**** PROVIDED INFORMATION ****
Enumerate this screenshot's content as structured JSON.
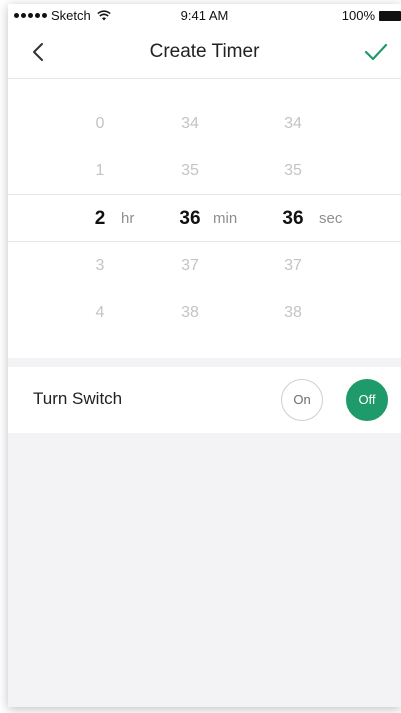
{
  "status_bar": {
    "carrier": "Sketch",
    "time": "9:41 AM",
    "battery": "100%"
  },
  "nav": {
    "title": "Create Timer",
    "back_icon": "chevron-left-icon",
    "confirm_icon": "checkmark-icon"
  },
  "picker": {
    "units": {
      "hours": "hr",
      "minutes": "min",
      "seconds": "sec"
    },
    "rows": [
      {
        "hours": "0",
        "minutes": "34",
        "seconds": "34"
      },
      {
        "hours": "1",
        "minutes": "35",
        "seconds": "35"
      },
      {
        "hours": "2",
        "minutes": "36",
        "seconds": "36"
      },
      {
        "hours": "3",
        "minutes": "37",
        "seconds": "37"
      },
      {
        "hours": "4",
        "minutes": "38",
        "seconds": "38"
      }
    ],
    "selected_index": 2
  },
  "switch": {
    "label": "Turn Switch",
    "on_label": "On",
    "off_label": "Off",
    "selected": "Off"
  },
  "colors": {
    "accent": "#1f9a6a",
    "muted_text": "#c4c4c4",
    "unit_text": "#8e8e8e",
    "background": "#f3f3f5"
  }
}
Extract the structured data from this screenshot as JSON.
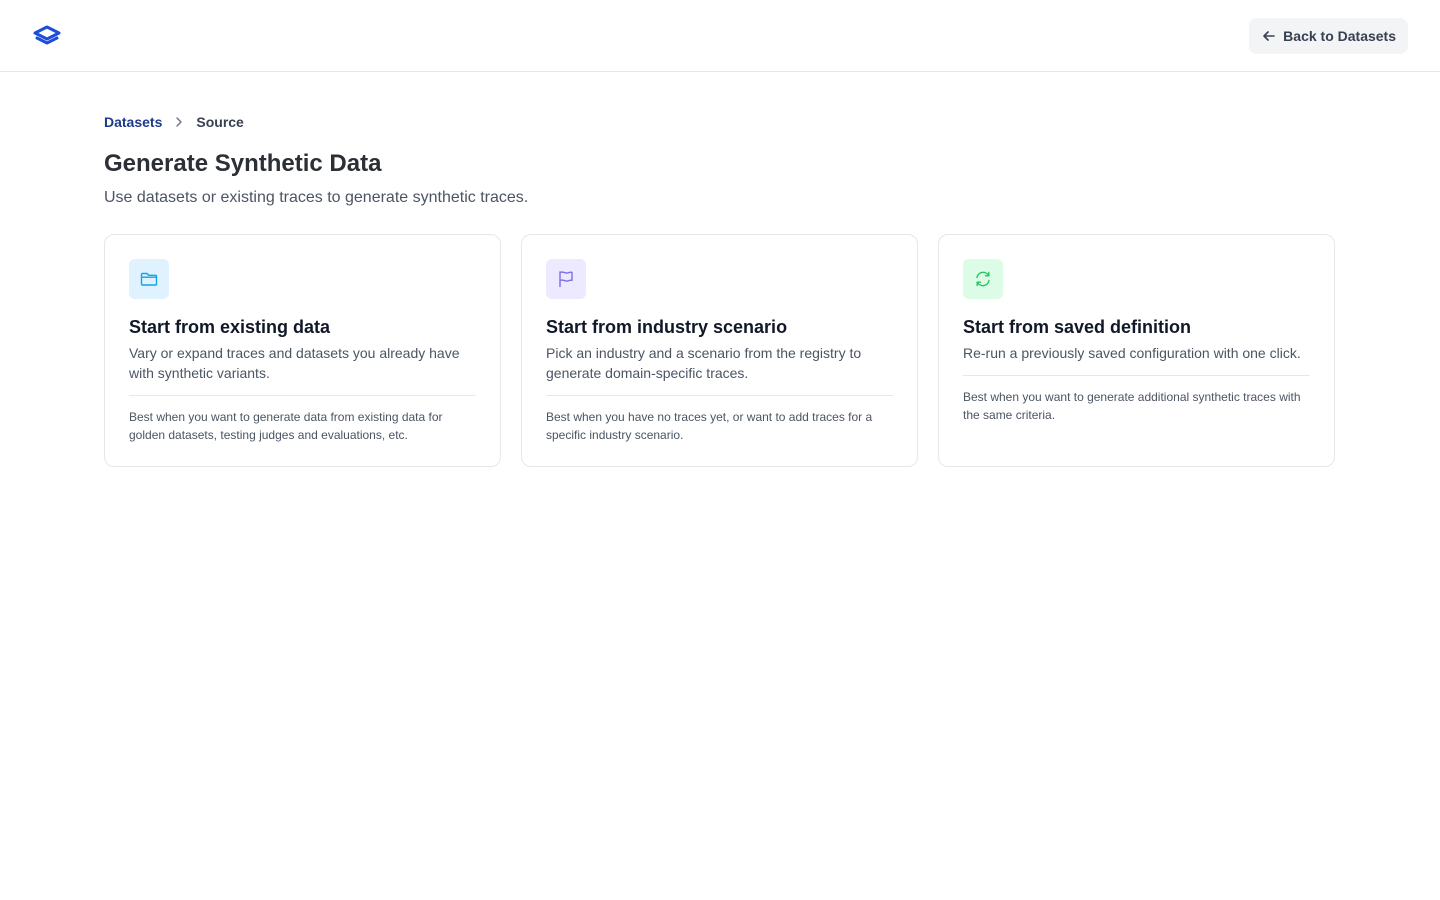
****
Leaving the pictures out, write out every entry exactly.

Enumerate this screenshot's content as structured JSON.
{
  "status_bar": {
    "carrier": "Sketch",
    "time": "9:41 AM",
    "battery": "100%"
  },
  "nav": {
    "title": "Create Timer",
    "back_icon": "chevron-left-icon",
    "confirm_icon": "checkmark-icon"
  },
  "picker": {
    "units": {
      "hours": "hr",
      "minutes": "min",
      "seconds": "sec"
    },
    "rows": [
      {
        "hours": "0",
        "minutes": "34",
        "seconds": "34"
      },
      {
        "hours": "1",
        "minutes": "35",
        "seconds": "35"
      },
      {
        "hours": "2",
        "minutes": "36",
        "seconds": "36"
      },
      {
        "hours": "3",
        "minutes": "37",
        "seconds": "37"
      },
      {
        "hours": "4",
        "minutes": "38",
        "seconds": "38"
      }
    ],
    "selected_index": 2
  },
  "switch": {
    "label": "Turn Switch",
    "on_label": "On",
    "off_label": "Off",
    "selected": "Off"
  },
  "colors": {
    "accent": "#1f9a6a",
    "muted_text": "#c4c4c4",
    "unit_text": "#8e8e8e",
    "background": "#f3f3f5"
  }
}
Extract the structured data from this screenshot as JSON.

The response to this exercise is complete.